Reality Check: What Can The U.S. Learn From Greece?
(FOX19) - The Greek Parliament voted to approve the nation's austerity cuts.
The cuts are meant to slash spending in Greece which is on the verge of collapse and is asking the European Union for a bailout.
No doubt you have seen the video of the riots taking place in Greece. Thousands of protestors are in the streets and demonstrations turned violent for a second day when a surge in the crowd overturned metal barriers, forcing back a line of riot police, who responded with flash bombs and tear gas.
So why are the people rioting in the streets and what is Greece's problem?
Years of unrestrained spending, massive entitlement programs, cheap lending and failure to stop spending money even as the country was running out are the core of the problem.
Also, a massive national debt. Right now Greece's debt approaching 150 percent of its gross domestic product.
The riots have come from young Greeks who are going to suffer at the hands of those cuts. They are angry that the government help they have received and been promised for generations is about to disappear.
So, they are rioting.
Wednesday, the Greek Parliament took the first step toward massive cuts into social programs
Greece has to make these cuts because they are asking for a bailout from the European Union.
If they don't make the cuts, they won't be lent the money. Greece really has no choice.
There is a big lesson for the United States in all of this. By 2016, Greece's debt-to-GDP ratio is predicted to be 145.5%

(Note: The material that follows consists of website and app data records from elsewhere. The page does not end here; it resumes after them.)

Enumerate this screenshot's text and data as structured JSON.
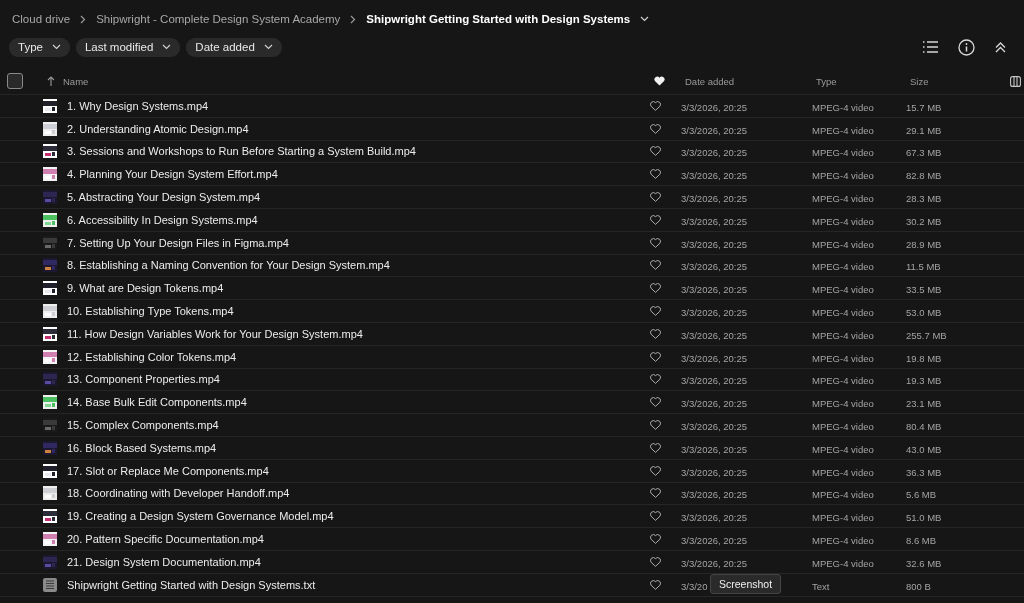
{
  "breadcrumbs": [
    {
      "label": "Cloud drive",
      "current": false
    },
    {
      "label": "Shipwright - Complete Design System Academy",
      "current": false
    },
    {
      "label": "Shipwright Getting Started with Design Systems",
      "current": true
    }
  ],
  "filters": [
    "Type",
    "Last modified",
    "Date added"
  ],
  "table": {
    "select_all": {
      "checked": false
    },
    "columns": [
      "Name",
      "Date added",
      "Type",
      "Size"
    ],
    "rows": [
      {
        "kind": "video",
        "name": "1. Why Design Systems.mp4",
        "favorite": false,
        "date": "3/3/2026, 20:25",
        "type": "MPEG-4 video",
        "size": "15.7 MB"
      },
      {
        "kind": "video",
        "name": "2. Understanding Atomic Design.mp4",
        "favorite": false,
        "date": "3/3/2026, 20:25",
        "type": "MPEG-4 video",
        "size": "29.1 MB"
      },
      {
        "kind": "video",
        "name": "3. Sessions and Workshops to Run Before Starting a System Build.mp4",
        "favorite": false,
        "date": "3/3/2026, 20:25",
        "type": "MPEG-4 video",
        "size": "67.3 MB"
      },
      {
        "kind": "video",
        "name": "4. Planning Your Design System Effort.mp4",
        "favorite": false,
        "date": "3/3/2026, 20:25",
        "type": "MPEG-4 video",
        "size": "82.8 MB"
      },
      {
        "kind": "video",
        "name": "5. Abstracting Your Design System.mp4",
        "favorite": false,
        "date": "3/3/2026, 20:25",
        "type": "MPEG-4 video",
        "size": "28.3 MB"
      },
      {
        "kind": "video",
        "name": "6. Accessibility In Design Systems.mp4",
        "favorite": false,
        "date": "3/3/2026, 20:25",
        "type": "MPEG-4 video",
        "size": "30.2 MB"
      },
      {
        "kind": "video",
        "name": "7. Setting Up Your Design Files in Figma.mp4",
        "favorite": false,
        "date": "3/3/2026, 20:25",
        "type": "MPEG-4 video",
        "size": "28.9 MB"
      },
      {
        "kind": "video",
        "name": "8. Establishing a Naming Convention for Your Design System.mp4",
        "favorite": false,
        "date": "3/3/2026, 20:25",
        "type": "MPEG-4 video",
        "size": "11.5 MB"
      },
      {
        "kind": "video",
        "name": "9. What are Design Tokens.mp4",
        "favorite": false,
        "date": "3/3/2026, 20:25",
        "type": "MPEG-4 video",
        "size": "33.5 MB"
      },
      {
        "kind": "video",
        "name": "10. Establishing Type Tokens.mp4",
        "favorite": false,
        "date": "3/3/2026, 20:25",
        "type": "MPEG-4 video",
        "size": "53.0 MB"
      },
      {
        "kind": "video",
        "name": "11. How Design Variables Work for Your Design System.mp4",
        "favorite": false,
        "date": "3/3/2026, 20:25",
        "type": "MPEG-4 video",
        "size": "255.7 MB"
      },
      {
        "kind": "video",
        "name": "12. Establishing Color Tokens.mp4",
        "favorite": false,
        "date": "3/3/2026, 20:25",
        "type": "MPEG-4 video",
        "size": "19.8 MB"
      },
      {
        "kind": "video",
        "name": "13. Component Properties.mp4",
        "favorite": false,
        "date": "3/3/2026, 20:25",
        "type": "MPEG-4 video",
        "size": "19.3 MB"
      },
      {
        "kind": "video",
        "name": "14. Base Bulk Edit Components.mp4",
        "favorite": false,
        "date": "3/3/2026, 20:25",
        "type": "MPEG-4 video",
        "size": "23.1 MB"
      },
      {
        "kind": "video",
        "name": "15. Complex Components.mp4",
        "favorite": false,
        "date": "3/3/2026, 20:25",
        "type": "MPEG-4 video",
        "size": "80.4 MB"
      },
      {
        "kind": "video",
        "name": "16. Block Based Systems.mp4",
        "favorite": false,
        "date": "3/3/2026, 20:25",
        "type": "MPEG-4 video",
        "size": "43.0 MB"
      },
      {
        "kind": "video",
        "name": "17. Slot or Replace Me Components.mp4",
        "favorite": false,
        "date": "3/3/2026, 20:25",
        "type": "MPEG-4 video",
        "size": "36.3 MB"
      },
      {
        "kind": "video",
        "name": "18. Coordinating with Developer Handoff.mp4",
        "favorite": false,
        "date": "3/3/2026, 20:25",
        "type": "MPEG-4 video",
        "size": "5.6 MB"
      },
      {
        "kind": "video",
        "name": "19. Creating a Design System Governance Model.mp4",
        "favorite": false,
        "date": "3/3/2026, 20:25",
        "type": "MPEG-4 video",
        "size": "51.0 MB"
      },
      {
        "kind": "video",
        "name": "20. Pattern Specific Documentation.mp4",
        "favorite": false,
        "date": "3/3/2026, 20:25",
        "type": "MPEG-4 video",
        "size": "8.6 MB"
      },
      {
        "kind": "video",
        "name": "21. Design System Documentation.mp4",
        "favorite": false,
        "date": "3/3/2026, 20:25",
        "type": "MPEG-4 video",
        "size": "32.6 MB"
      },
      {
        "kind": "text",
        "name": "Shipwright Getting Started with Design Systems.txt",
        "favorite": false,
        "date": "3/3/20",
        "type": "Text",
        "size": "800 B"
      }
    ]
  },
  "tooltip": {
    "label": "Screenshot"
  }
}
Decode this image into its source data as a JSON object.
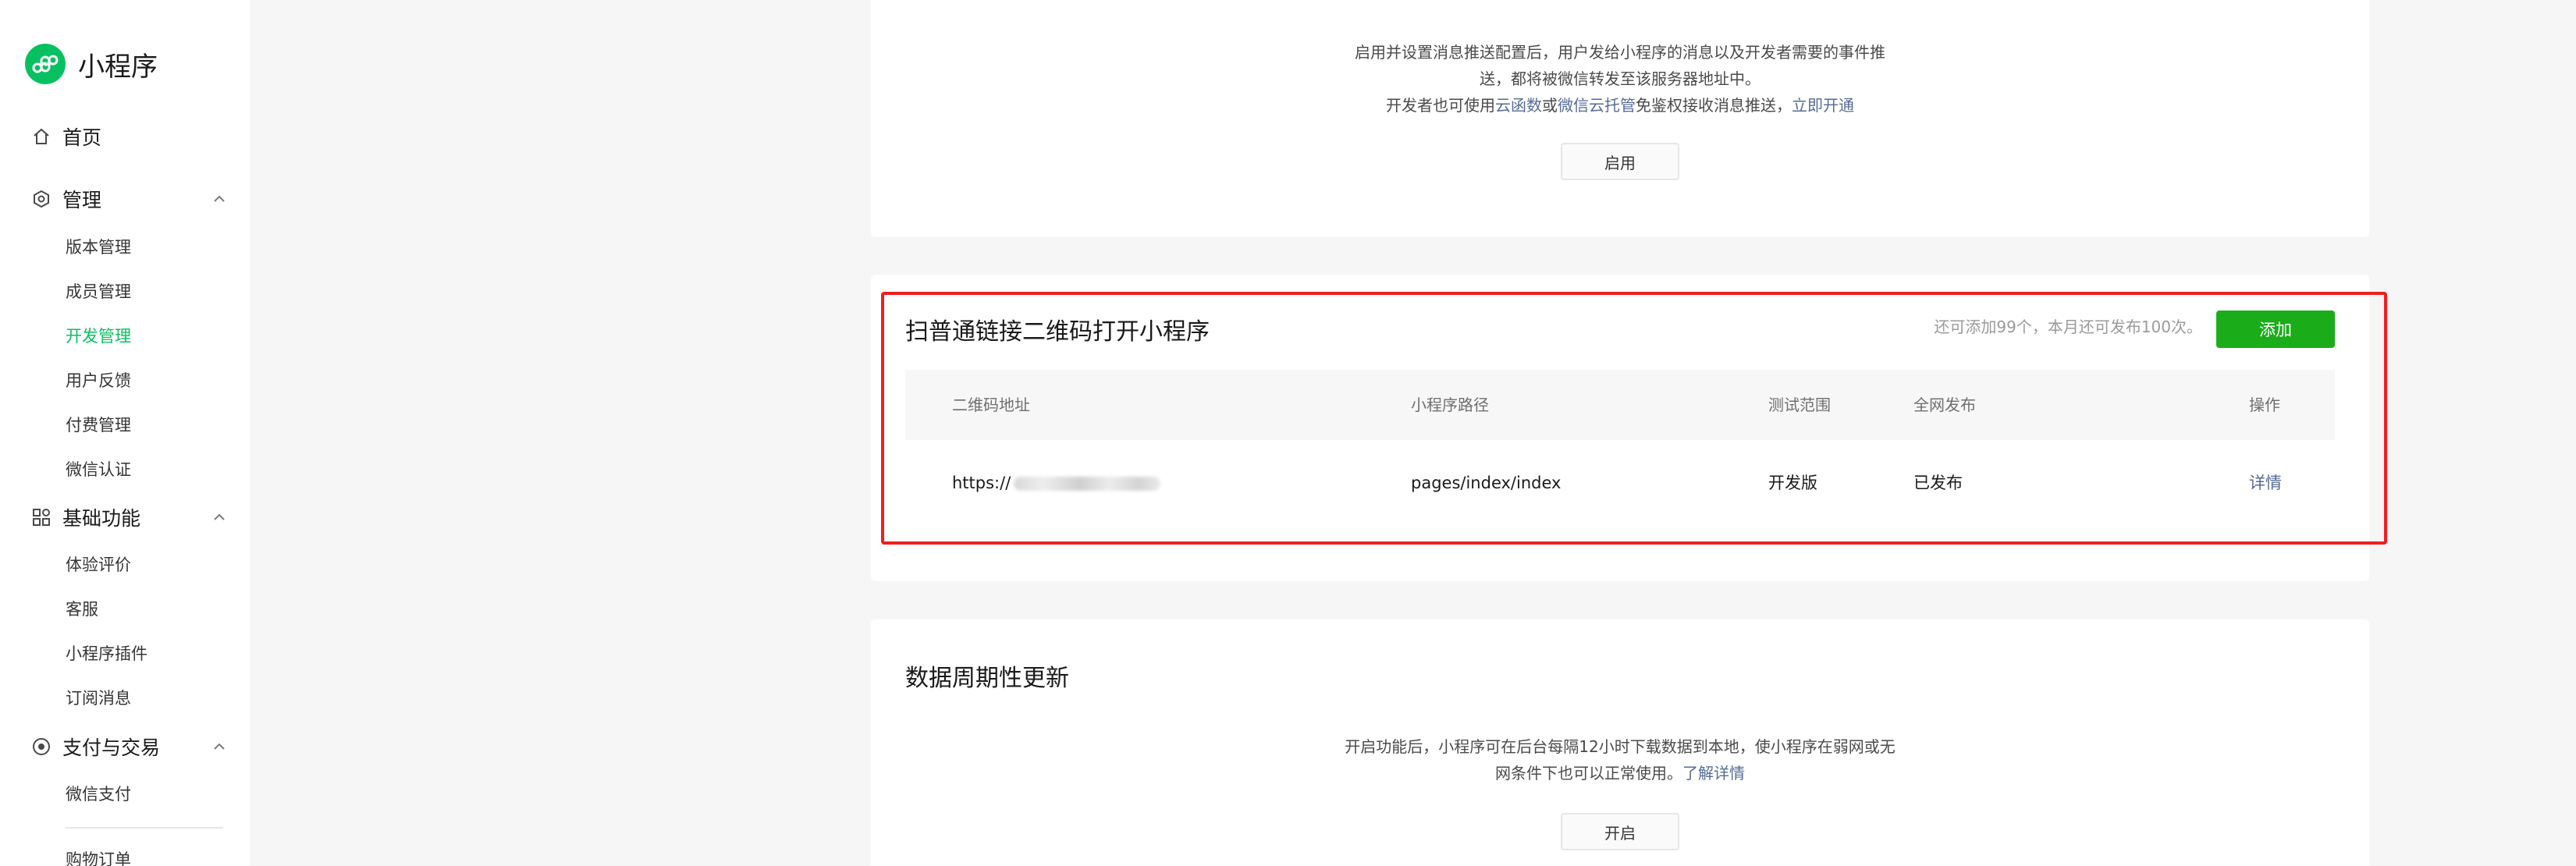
{
  "sidebar": {
    "brand": "小程序",
    "home": "首页",
    "groups": [
      {
        "title": "管理",
        "items": [
          "版本管理",
          "成员管理",
          "开发管理",
          "用户反馈",
          "付费管理",
          "微信认证"
        ]
      },
      {
        "title": "基础功能",
        "items": [
          "体验评价",
          "客服",
          "小程序插件",
          "订阅消息"
        ]
      },
      {
        "title": "支付与交易",
        "items": [
          "微信支付",
          "购物订单"
        ]
      }
    ],
    "active_item": "开发管理"
  },
  "push_card": {
    "line1": "启用并设置消息推送配置后，用户发给小程序的消息以及开发者需要的事件推",
    "line2": "送，都将被微信转发至该服务器地址中。",
    "line3_prefix": "开发者也可使用",
    "link_cloud_func": "云函数",
    "line3_or": "或",
    "link_cloud_host": "微信云托管",
    "line3_suffix": "免鉴权接收消息推送，",
    "link_open": "立即开通",
    "enable_button": "启用"
  },
  "qr_card": {
    "title": "扫普通链接二维码打开小程序",
    "quota": "还可添加99个，本月还可发布100次。",
    "add_button": "添加",
    "columns": [
      "二维码地址",
      "小程序路径",
      "测试范围",
      "全网发布",
      "操作"
    ],
    "rows": [
      {
        "url": "https://",
        "path": "pages/index/index",
        "scope": "开发版",
        "status": "已发布",
        "action": "详情"
      }
    ]
  },
  "data_card": {
    "title": "数据周期性更新",
    "line1": "开启功能后，小程序可在后台每隔12小时下载数据到本地，使小程序在弱网或无",
    "line2_prefix": "网条件下也可以正常使用。",
    "link_detail": "了解详情",
    "enable_button": "开启"
  },
  "colors": {
    "brand_green": "#07c160",
    "primary_button": "#1aad19",
    "link": "#576b95",
    "highlight_border": "#ef1f1f"
  }
}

Well, consider this, here in the United States, in the same year, 2016, we can expect our debt to GDP to be 112%